** Opening Data for this task block **

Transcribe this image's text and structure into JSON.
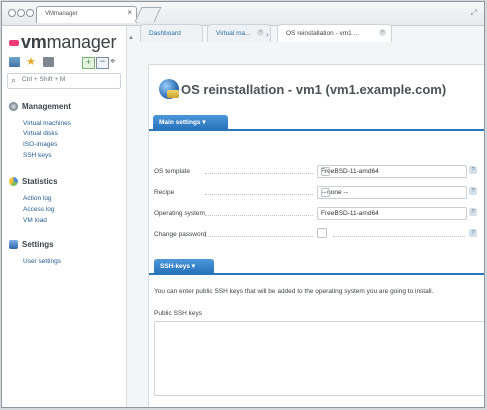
{
  "browser": {
    "tab_title": "VMmanager",
    "tab_close": "×"
  },
  "app": {
    "logo_brand": "vm",
    "logo_name": "manager"
  },
  "sidebar": {
    "search_placeholder": "Ctrl + Shift + M",
    "sections": [
      {
        "title": "Management",
        "items": [
          "Virtual machines",
          "Virtual disks",
          "ISO-images",
          "SSH keys"
        ]
      },
      {
        "title": "Statistics",
        "items": [
          "Action log",
          "Access log",
          "VM load"
        ]
      },
      {
        "title": "Settings",
        "items": [
          "User settings"
        ]
      }
    ]
  },
  "tabs": {
    "items": [
      "Dashboard",
      "Virtual ma...",
      "OS reinstallation - vm1 ..."
    ],
    "close": "×"
  },
  "page": {
    "title": "OS reinstallation - vm1 (vm1.example.com)"
  },
  "main_settings": {
    "label": "Main settings ▾",
    "fields": [
      {
        "label": "OS template",
        "value": "FreeBSD-11-amd64",
        "type": "select"
      },
      {
        "label": "Recipe",
        "value": "-- none --",
        "type": "select"
      },
      {
        "label": "Operating system",
        "value": "FreeBSD-11-amd64",
        "type": "input"
      },
      {
        "label": "Change password",
        "value": "",
        "type": "checkbox"
      }
    ],
    "help": "?"
  },
  "ssh_keys": {
    "label": "SSH-keys ▾",
    "description": "You can enter public SSH keys that will be added to the operating system you are going to install.",
    "public_keys_label": "Public SSH keys"
  }
}
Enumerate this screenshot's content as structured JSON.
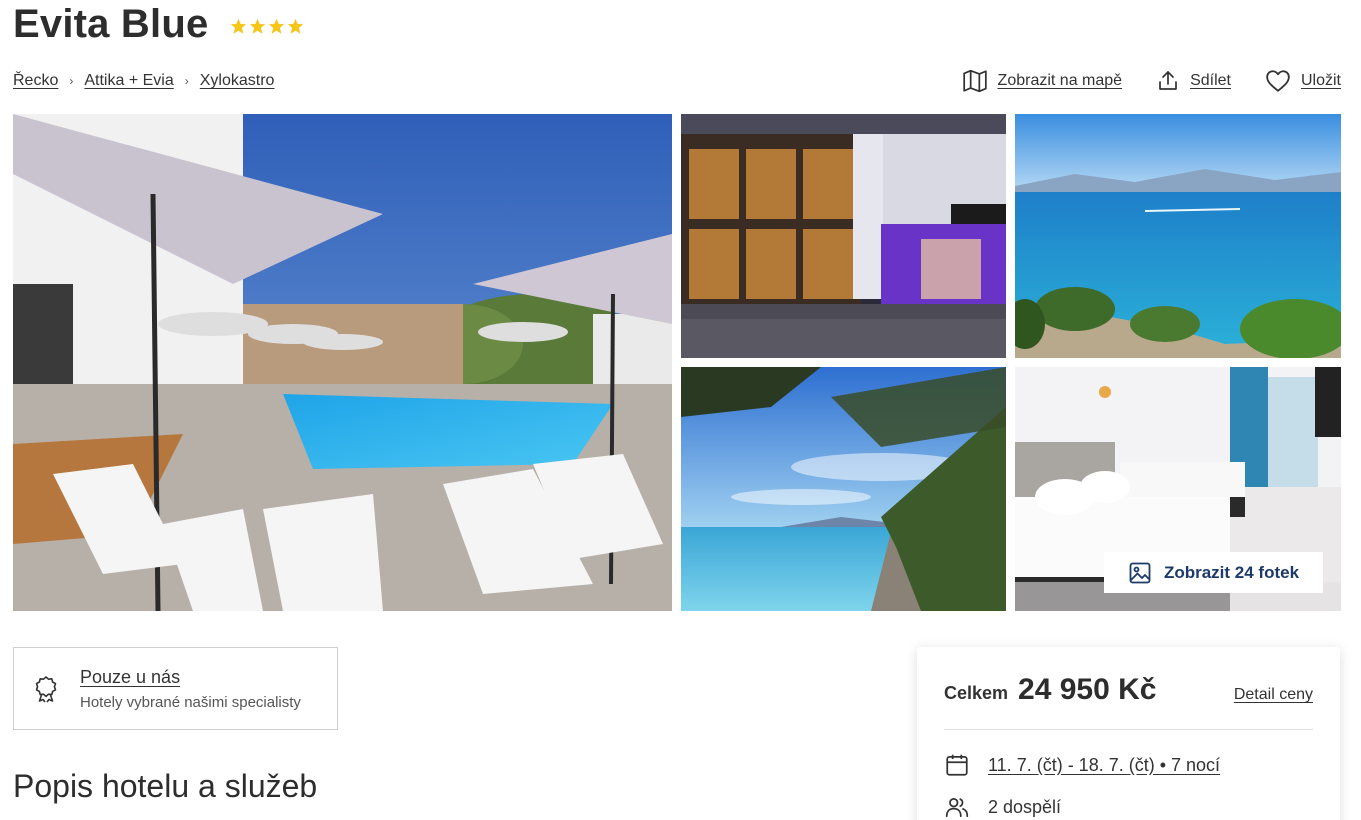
{
  "hotel": {
    "name": "Evita Blue",
    "stars": 4
  },
  "breadcrumb": [
    "Řecko",
    "Attika + Evia",
    "Xylokastro"
  ],
  "actions": {
    "map": "Zobrazit na mapě",
    "share": "Sdílet",
    "save": "Uložit"
  },
  "gallery": {
    "show_photos": "Zobrazit 24 fotek"
  },
  "exclusive": {
    "title": "Pouze u nás",
    "subtitle": "Hotely vybrané našimi specialisty"
  },
  "section": {
    "title": "Popis hotelu a služeb"
  },
  "price": {
    "label": "Celkem",
    "value": "24 950 Kč",
    "detail": "Detail ceny",
    "dates": "11. 7. (čt) - 18. 7. (čt) • 7 nocí",
    "guests": "2 dospělí"
  },
  "colors": {
    "star": "#f5c518",
    "button_text": "#1d3a6b",
    "text": "#333333"
  }
}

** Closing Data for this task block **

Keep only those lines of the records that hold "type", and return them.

* _The answer_
        "type": "select"
        "type": "select"
        "type": "input"
        "type": "checkbox"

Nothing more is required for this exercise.